- More than four total absences
- More than one no-show (absence without notification)
May I drop tutoring?
Yes, you may drop tutoring at any time. Please call the tutoring office to give at least one day's notice, so your tutor can be notified. Also, let the tutoring office know if you drop the class in which you are tutored (Don't depend on advisors to do this).
As a TRiO member, please discuss your desire to drop tutoring with your advisor prior to dropping tutoring or class.
Supplement Instruction (SI)
What is SI?
Supplemental Instruction (SI) provides free, out-of-class study sessions led by a CWU undergraduate student who has already taken and excelled in the course. SI sessions are open to all CWU students enrolled in the SI-targeted class, and attendance at SI sessions is voluntary and confidential.
Used throughout the U.S. and the world, SI programs have proven highly successful in increasing student achievement and retention. Students who regularly attend SI sessions increase their chance of understanding the course material and improving their grade. In fact, on average, these students will earn a grade one-half grade higher than classmates who never attend SI.
Objectives of SI:
- Increase student skills in comprehension, analysis, critical thinking, and problem solving.
- Integrate review of course content with study skills and learning strategies.
- Model collaborative learning.
- Reduce attrition rate in high-risk courses.
- Increase re-enrollment and persistence by participating students.
What classes have SI?
Selected courses from the university's Breadth requirements that have high enrollments and high rates of poor performance or failure have SIs. In addition, upper division, major courses that are traditionally "bottlenecks" (courses with which students tend to have a high rate of difficulty) often have SIs.
How SI works:
SI sessions are generally held two or three times per week throughout the quarter. Many SI leaders also hold extra sessions before exams. Student attendance at all sessions is voluntary. The SI leader's primary purpose is to connect course content with study skills. In SI, students connect what-to-learn with how-to-learn.
Why SI works:
SI helps students learn how to study. In each session, the leader demonstrates a new study skill or reinforces a familiar one. Students use their study skills on relevant course content. Participants also learn to apply new skills during the session.
What students say about SI:
- "SI sessions have helped me with tests, critical thinking, and note-taking."
- "...helped me understand the material by discussing it which helped me gain confidence and understand book material"
- "They have helped me to improve my study habits, and have made me more committed to my major."
- "...gives another perspective to the problems instead of just that of the professor"
- "The SI leader explained things in a different way to help me understand the material better"
- "helped by giving additional quality study time."
- "...they helped me further understand the things covered in class. Different outlooks and approaches are better for some people, because there is more than one way to skin a cat.

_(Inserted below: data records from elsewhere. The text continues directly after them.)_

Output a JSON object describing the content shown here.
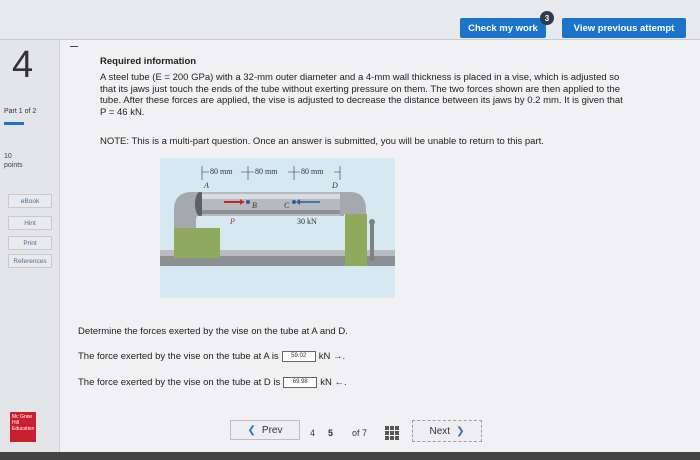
{
  "header": {
    "check_label": "Check my work",
    "check_badge": "3",
    "view_previous_label": "View previous attempt"
  },
  "sidebar": {
    "question_number": "4",
    "part_label": "Part 1 of 2",
    "points_value": "10",
    "points_label": "points",
    "links": [
      "eBook",
      "Hint",
      "Print",
      "References"
    ],
    "logo_text": "Mc Graw Hill Education"
  },
  "content": {
    "heading": "Required information",
    "paragraph": "A steel tube (E = 200 GPa) with a 32-mm outer diameter and a 4-mm wall thickness is placed in a vise, which is adjusted so that its jaws just touch the ends of the tube without exerting pressure on them. The two forces shown are then applied to the tube. After these forces are applied, the vise is adjusted to decrease the distance between its jaws by 0.2 mm. It is given that P = 46 kN.",
    "note": "NOTE: This is a multi-part question. Once an answer is submitted, you will be unable to return to this part.",
    "question": "Determine the forces exerted by the vise on the tube at A and D.",
    "answer_a_prefix": "The force exerted by the vise on the tube at A is",
    "answer_a_value": "59.02",
    "answer_a_suffix": "kN →.",
    "answer_d_prefix": "The force exerted by the vise on the tube at D is",
    "answer_d_value": "69.98",
    "answer_d_suffix": "kN ←."
  },
  "figure": {
    "dim1": "80 mm",
    "dim2": "80 mm",
    "dim3": "80 mm",
    "label_a": "A",
    "label_b": "B",
    "label_c": "C",
    "label_d": "D",
    "label_p": "P",
    "force_label": "30 kN"
  },
  "pager": {
    "prev_label": "Prev",
    "page_prev": "4",
    "page_current": "5",
    "of_label": "of 7",
    "next_label": "Next"
  },
  "colors": {
    "accent": "#1b74c9",
    "brand": "#c8202f",
    "figure_bg": "#d6e8f2"
  }
}
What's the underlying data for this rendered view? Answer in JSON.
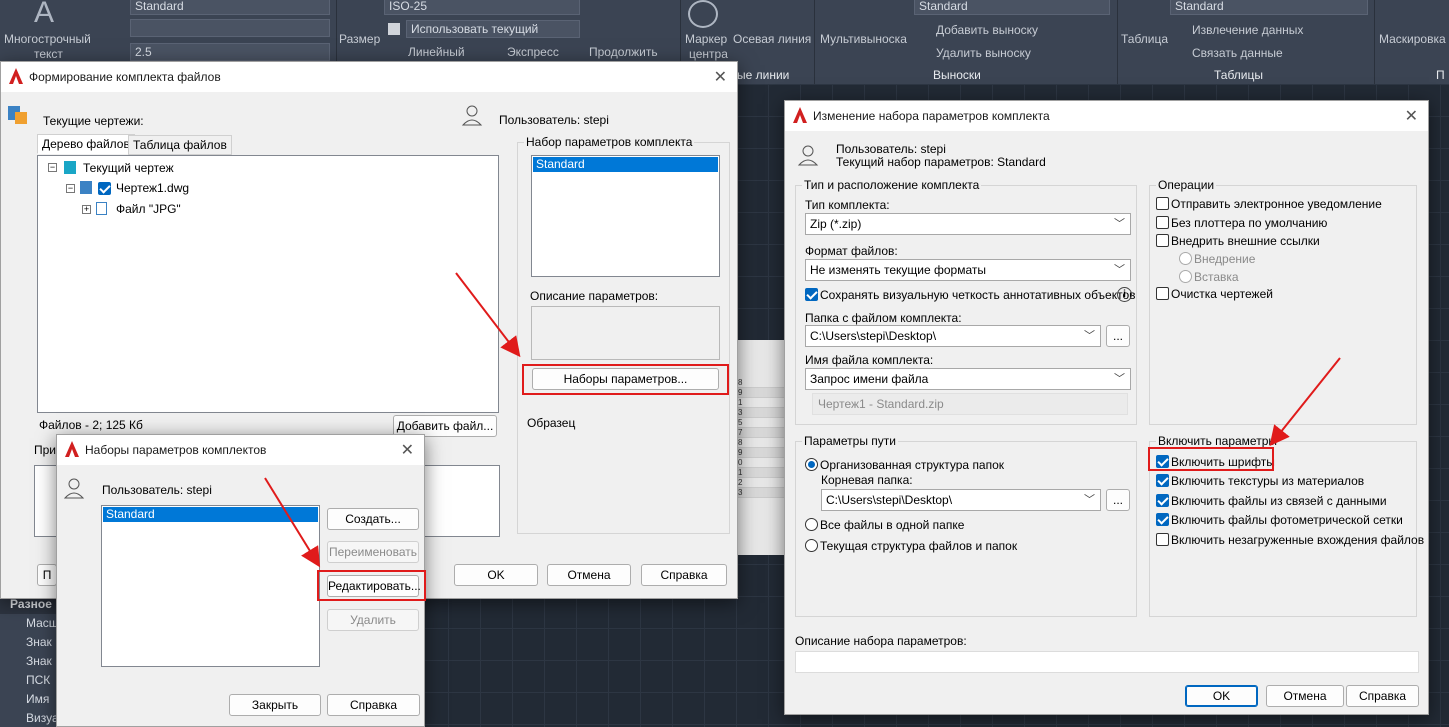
{
  "ribbon": {
    "mtext_label": "Многострочный",
    "mtext_label2": "текст",
    "text_style": "Standard",
    "text_height": "2.5",
    "dim_label": "Размер",
    "dim_style": "ISO-25",
    "use_current": "Использовать текущий",
    "linear": "Линейный",
    "express": "Экспресс",
    "continue": "Продолжить",
    "center_mark": "Маркер",
    "center_mark2": "центра",
    "center_line": "Осевая линия",
    "multileader": "Мультивыноска",
    "leader_style": "Standard",
    "add_leader": "Добавить выноску",
    "remove_leader": "Удалить выноску",
    "table_btn": "Таблица",
    "table_style": "Standard",
    "extract_data": "Извлечение данных",
    "link_data": "Связать данные",
    "masking": "Маскировка",
    "panel_lines": "ые линии",
    "panel_leaders": "Выноски",
    "panel_tables": "Таблицы",
    "panel_p": "П"
  },
  "props": {
    "header": "Разное",
    "rows": [
      "Масш",
      "Знак",
      "Знак",
      "ПСК",
      "Имя",
      "Визуа"
    ]
  },
  "etransmit": {
    "title": "Формирование комплекта файлов",
    "current_drawings": "Текущие чертежи:",
    "user": "Пользователь: stepi",
    "tab_tree": "Дерево файлов",
    "tab_table": "Таблица файлов",
    "tree": [
      "Текущий чертеж",
      "Чертеж1.dwg",
      "Файл \"JPG\""
    ],
    "files_info": "Файлов - 2; 125 Кб",
    "add_file": "Добавить файл...",
    "notes_label": "При",
    "setup_group": "Набор параметров комплекта",
    "setup_selected": "Standard",
    "desc_label": "Описание параметров:",
    "setups_button": "Наборы параметров...",
    "sample_label": "Образец",
    "bottom_left": "П",
    "ok": "OK",
    "cancel": "Отмена",
    "help": "Справка"
  },
  "setups": {
    "title": "Наборы параметров комплектов",
    "user": "Пользователь: stepi",
    "selected": "Standard",
    "create": "Создать...",
    "rename": "Переименовать",
    "edit": "Редактировать...",
    "delete": "Удалить",
    "close": "Закрыть",
    "help": "Справка"
  },
  "modify": {
    "title": "Изменение набора параметров комплекта",
    "user": "Пользователь: stepi",
    "current_setup": "Текущий набор параметров: Standard",
    "type_group": "Тип и расположение комплекта",
    "type_label": "Тип комплекта:",
    "type_value": "Zip (*.zip)",
    "format_label": "Формат файлов:",
    "format_value": "Не изменять текущие форматы",
    "keep_fidelity": "Сохранять визуальную четкость аннотативных объектов",
    "folder_label": "Папка с файлом комплекта:",
    "folder_value": "C:\\Users\\stepi\\Desktop\\",
    "filename_label": "Имя файла комплекта:",
    "filename_value": "Запрос имени файла",
    "filename_preview": "Чертеж1 - Standard.zip",
    "browse": "...",
    "ops_group": "Операции",
    "ops": [
      "Отправить электронное уведомление",
      "Без плоттера по умолчанию",
      "Внедрить внешние ссылки"
    ],
    "bind": "Внедрение",
    "insert": "Вставка",
    "purge": "Очистка чертежей",
    "path_group": "Параметры пути",
    "organized": "Организованная структура папок",
    "root_label": "Корневая папка:",
    "root_value": "C:\\Users\\stepi\\Desktop\\",
    "all_one": "Все файлы в одной папке",
    "keep_struct": "Текущая структура файлов и папок",
    "include_group": "Включить параметры",
    "include": [
      "Включить шрифты",
      "Включить текстуры из материалов",
      "Включить файлы из связей с данными",
      "Включить файлы фотометрической сетки",
      "Включить незагруженные вхождения файлов"
    ],
    "desc_label": "Описание набора параметров:",
    "ok": "OK",
    "cancel": "Отмена",
    "help": "Справка"
  },
  "preview_rows": [
    "8",
    "9",
    "1",
    "3",
    "5",
    "7",
    "8",
    "9",
    "0",
    "1",
    "2",
    "3"
  ],
  "colors": {
    "accent": "#0078d7",
    "highlight": "#e01b1b"
  }
}
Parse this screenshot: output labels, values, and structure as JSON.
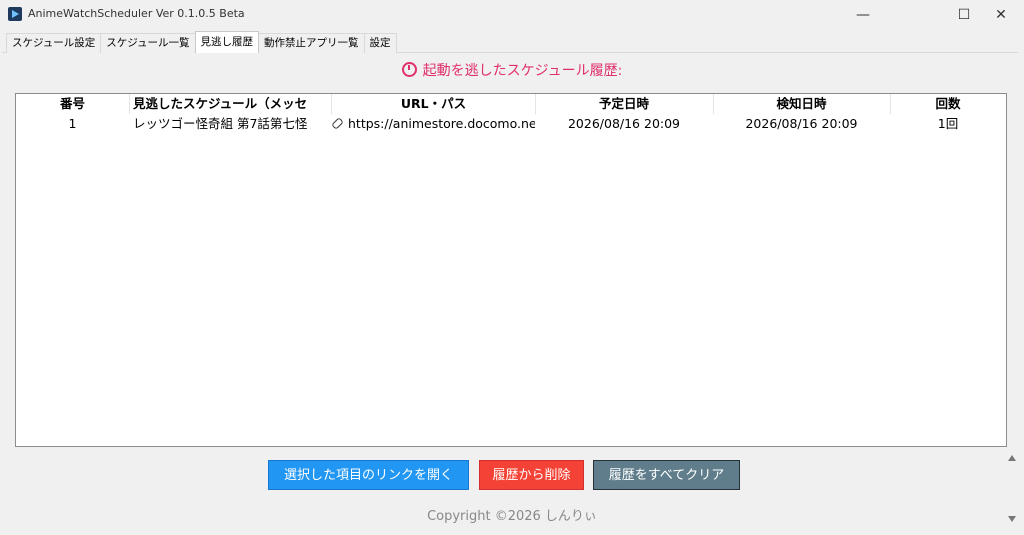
{
  "window": {
    "title": "AnimeWatchScheduler Ver 0.1.0.5 Beta",
    "minimize": "—",
    "maximize": "☐",
    "close": "✕"
  },
  "tabs": [
    {
      "label": "スケジュール設定",
      "active": false
    },
    {
      "label": "スケジュール一覧",
      "active": false
    },
    {
      "label": "見逃し履歴",
      "active": true
    },
    {
      "label": "動作禁止アプリ一覧",
      "active": false
    },
    {
      "label": "設定",
      "active": false
    }
  ],
  "heading": {
    "icon": "alarm-clock-icon",
    "text": "起動を逃したスケジュール履歴:",
    "color": "#e0306a"
  },
  "table": {
    "columns": [
      "番号",
      "見逃したスケジュール（メッセ",
      "URL・パス",
      "予定日時",
      "検知日時",
      "回数"
    ],
    "rows": [
      {
        "num": "1",
        "schedule": "レッツゴー怪奇組 第7話第七怪",
        "url": "https://animestore.docomo.ne.jp",
        "scheduled": "2026/08/16 20:09",
        "detected": "2026/08/16 20:09",
        "count": "1回"
      }
    ]
  },
  "buttons": {
    "open_link": "選択した項目のリンクを開く",
    "delete": "履歴から削除",
    "clear_all": "履歴をすべてクリア"
  },
  "colors": {
    "open": "#2196f3",
    "delete": "#f44336",
    "clear": "#607d8b"
  },
  "footer": {
    "copyright": "Copyright ©2026 しんりぃ"
  }
}
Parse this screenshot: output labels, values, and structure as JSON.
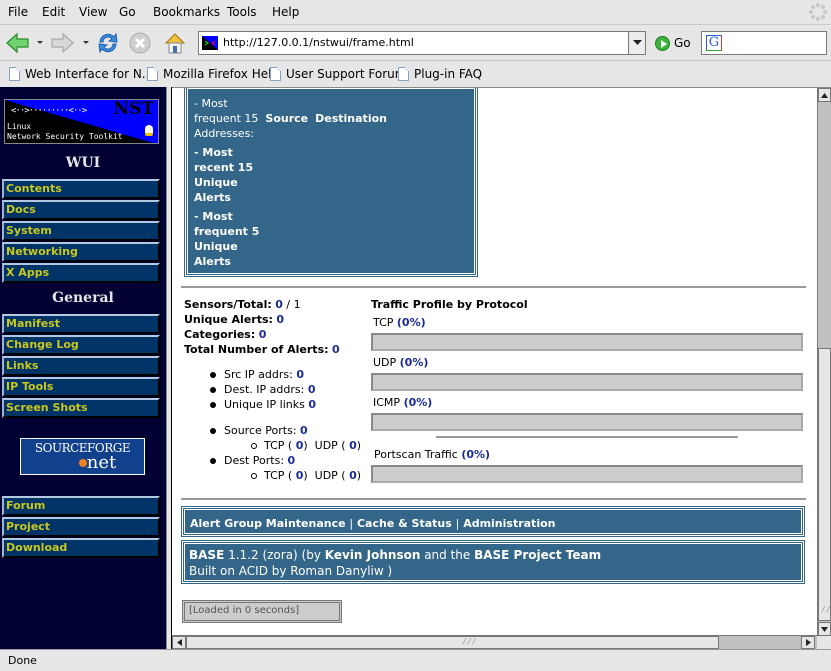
{
  "browser": {
    "menu": [
      "File",
      "Edit",
      "View",
      "Go",
      "Bookmarks",
      "Tools",
      "Help"
    ],
    "url": "http://127.0.0.1/nstwui/frame.html",
    "go_label": "Go",
    "search_engine_icon": "google-icon",
    "bookmarks": [
      "Web Interface for N...",
      "Mozilla Firefox Help",
      "User Support Forum",
      "Plug-in FAQ"
    ],
    "status": "Done"
  },
  "sidebar": {
    "logo": {
      "title": "NST",
      "line1": "Linux",
      "line2": "Network Security Toolkit",
      "arrows": "<··>·········<··>"
    },
    "section_wui": "WUI",
    "wui_items": [
      "Contents",
      "Docs",
      "System",
      "Networking",
      "X Apps"
    ],
    "section_general": "General",
    "general_items": [
      "Manifest",
      "Change Log",
      "Links",
      "IP Tools",
      "Screen Shots"
    ],
    "sourceforge": {
      "line1": "SOURCEFORGE",
      "line2": "net"
    },
    "bottom_items": [
      "Forum",
      "Project",
      "Download"
    ]
  },
  "main": {
    "menu_box": {
      "freq_prefix": "- Most",
      "freq_line": "frequent 15",
      "source": "Source",
      "destination": "Destination",
      "addresses": "Addresses:",
      "recent_alerts": [
        "- Most",
        "recent 15",
        "Unique",
        "Alerts"
      ],
      "frequent_alerts": [
        "- Most",
        "frequent 5",
        "Unique",
        "Alerts"
      ]
    },
    "stats": {
      "sensors_label": "Sensors/Total:",
      "sensors_value": "0",
      "sensors_total": " / 1",
      "unique_alerts_label": "Unique Alerts:",
      "unique_alerts_value": "0",
      "categories_label": "Categories:",
      "categories_value": "0",
      "total_alerts_label": "Total Number of Alerts:",
      "total_alerts_value": "0",
      "src_ip_label": "Src IP addrs:",
      "src_ip_value": "0",
      "dest_ip_label": "Dest. IP addrs:",
      "dest_ip_value": "0",
      "unique_links_label": "Unique IP links",
      "unique_links_value": "0",
      "source_ports_label": "Source Ports:",
      "source_ports_value": "0",
      "source_tcp": "0",
      "source_udp": "0",
      "dest_ports_label": "Dest Ports:",
      "dest_ports_value": "0",
      "dest_tcp": "0",
      "dest_udp": "0",
      "tcp_label": "TCP (",
      "udp_label": "UDP (",
      "close_paren": ")"
    },
    "traffic": {
      "title": "Traffic Profile by Protocol",
      "protocols": [
        {
          "name": "TCP",
          "percent_label": "(0%)",
          "percent": 0
        },
        {
          "name": "UDP",
          "percent_label": "(0%)",
          "percent": 0
        },
        {
          "name": "ICMP",
          "percent_label": "(0%)",
          "percent": 0
        }
      ],
      "portscan": {
        "name": "Portscan Traffic",
        "percent_label": "(0%)",
        "percent": 0
      }
    },
    "links": [
      "Alert Group Maintenance",
      "Cache & Status",
      "Administration"
    ],
    "link_separator": "|",
    "credits": {
      "base": "BASE",
      "version": " 1.1.2 (zora) (by ",
      "author": "Kevin Johnson",
      "and_the": " and the ",
      "team": "BASE Project Team",
      "line2": "Built on ACID by Roman Danyliw )"
    },
    "loaded": "[Loaded in 0 seconds]"
  }
}
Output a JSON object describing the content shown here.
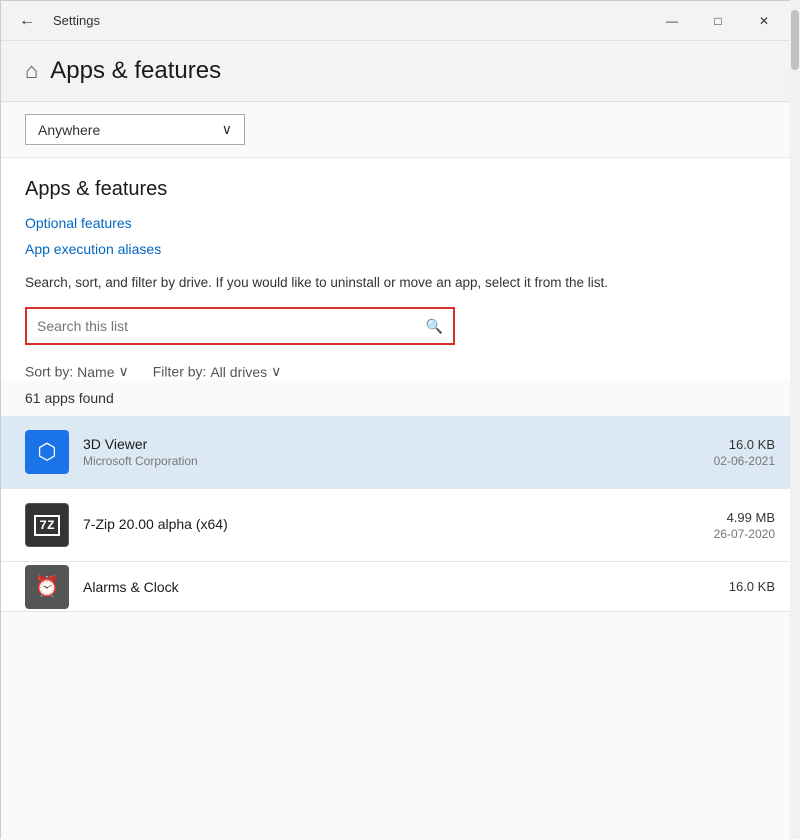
{
  "titlebar": {
    "title": "Settings",
    "back_label": "←",
    "minimize_label": "—",
    "maximize_label": "□",
    "close_label": "✕"
  },
  "header": {
    "icon": "⌂",
    "title": "Apps & features"
  },
  "dropdown": {
    "value": "Anywhere",
    "chevron": "∨"
  },
  "section": {
    "title": "Apps & features",
    "optional_features_label": "Optional features",
    "app_execution_aliases_label": "App execution aliases",
    "description": "Search, sort, and filter by drive. If you would like to uninstall or move an app, select it from the list.",
    "search_placeholder": "Search this list",
    "search_icon": "🔍"
  },
  "sort_filter": {
    "sort_label": "Sort by:",
    "sort_value": "Name",
    "sort_chevron": "∨",
    "filter_label": "Filter by:",
    "filter_value": "All drives",
    "filter_chevron": "∨"
  },
  "apps_found": {
    "count": "61",
    "label": "apps found"
  },
  "apps": [
    {
      "name": "3D Viewer",
      "publisher": "Microsoft Corporation",
      "size": "16.0 KB",
      "date": "02-06-2021",
      "icon_type": "3dviewer",
      "icon_label": "⬡"
    },
    {
      "name": "7-Zip 20.00 alpha (x64)",
      "publisher": "",
      "size": "4.99 MB",
      "date": "26-07-2020",
      "icon_type": "7zip",
      "icon_label": "7Z"
    },
    {
      "name": "Alarms & Clock",
      "publisher": "",
      "size": "16.0 KB",
      "date": "",
      "icon_type": "alarms",
      "icon_label": "⏰"
    }
  ]
}
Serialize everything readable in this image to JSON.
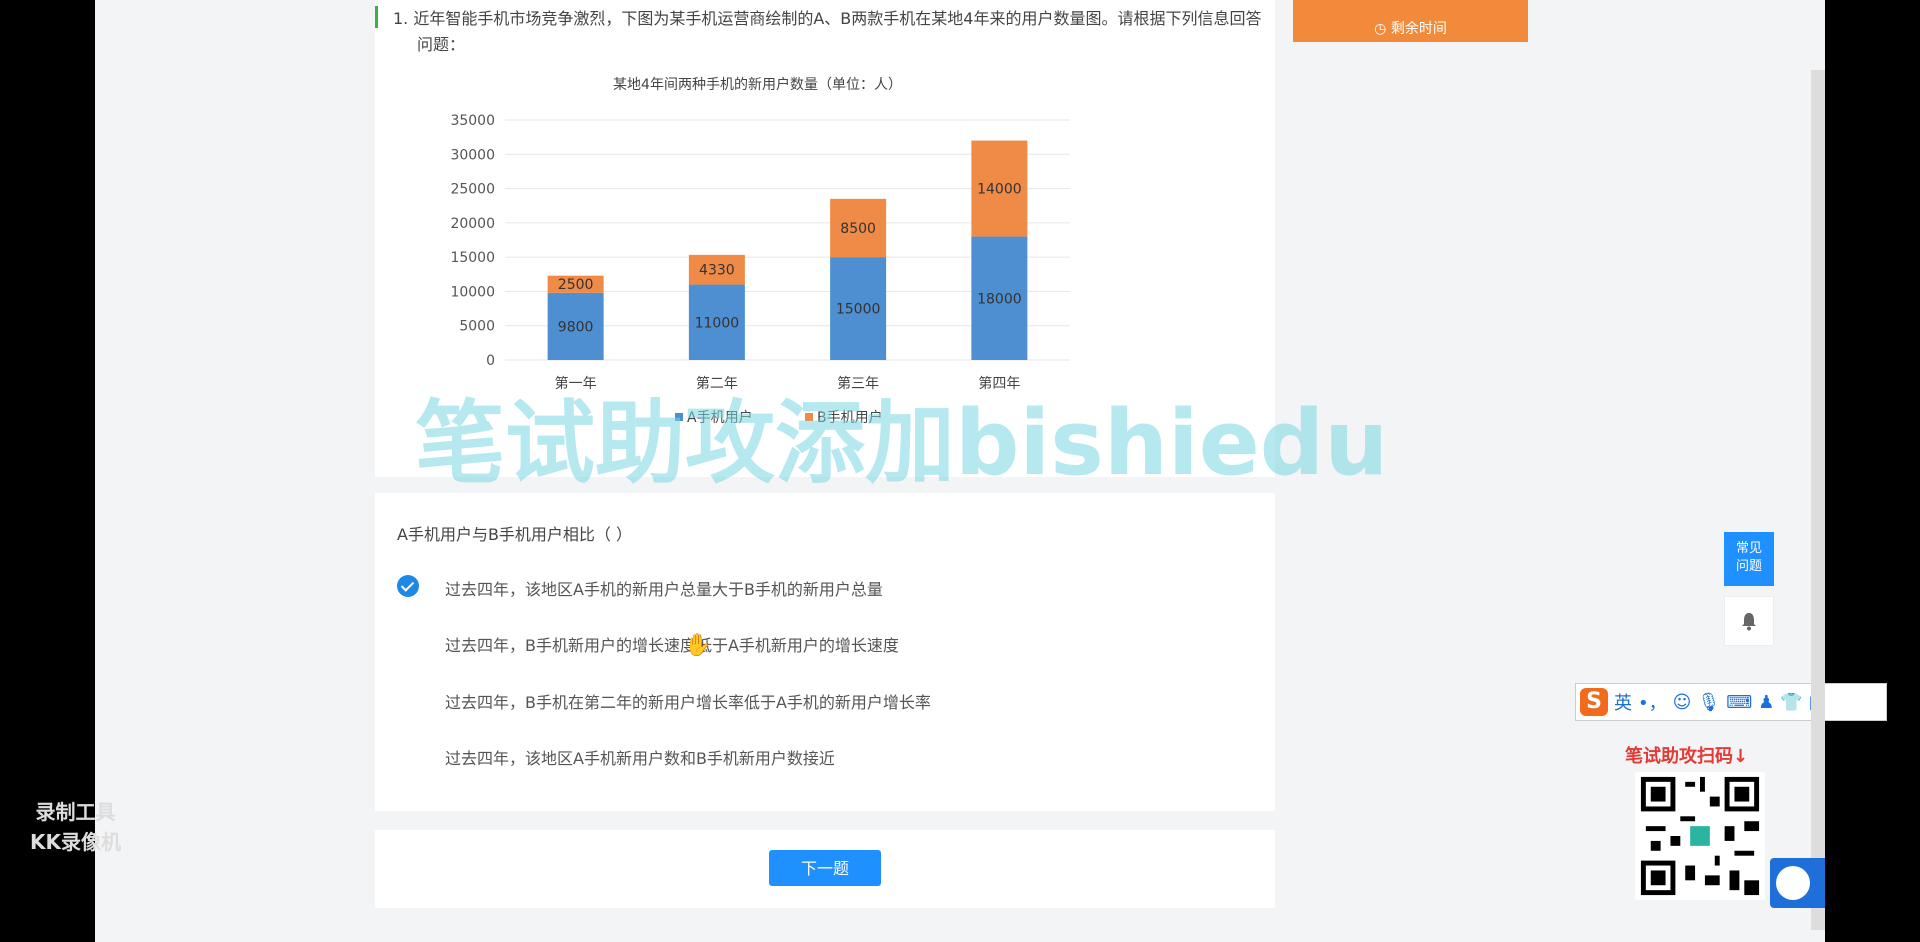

The extra practice and help was crucial to my understanding of the course."
- "...helped me see some concepts I overlooked in the lecture/book"
- SI leaders are selected and trained for SI by the program coordinator. These student leaders have already successfully completed the course.
- Instructors work closely with the SI leader to assure that there is a direct connection between the course material and the SI sessions.
- As model students, SI leaders attend class lectures, take notes, read assignments, and take exams.
- As facilitators, they guide study sessions but expect students to be actively involved in the learning process. The leader's chief purpose is to promote independent learning.
- What does an SI Leader do?
The SI leader is a guide who helps other students share and master information as a group.
The leader attends the course for which he/she is assigned and, during meeting times which are scheduled to coincide with students' schedules, works with students to review lecture notes, clarify text material, prepare for tests, and evaluate and improve learning strategies.
Library ARC 190C
Phone: (509) 963-2131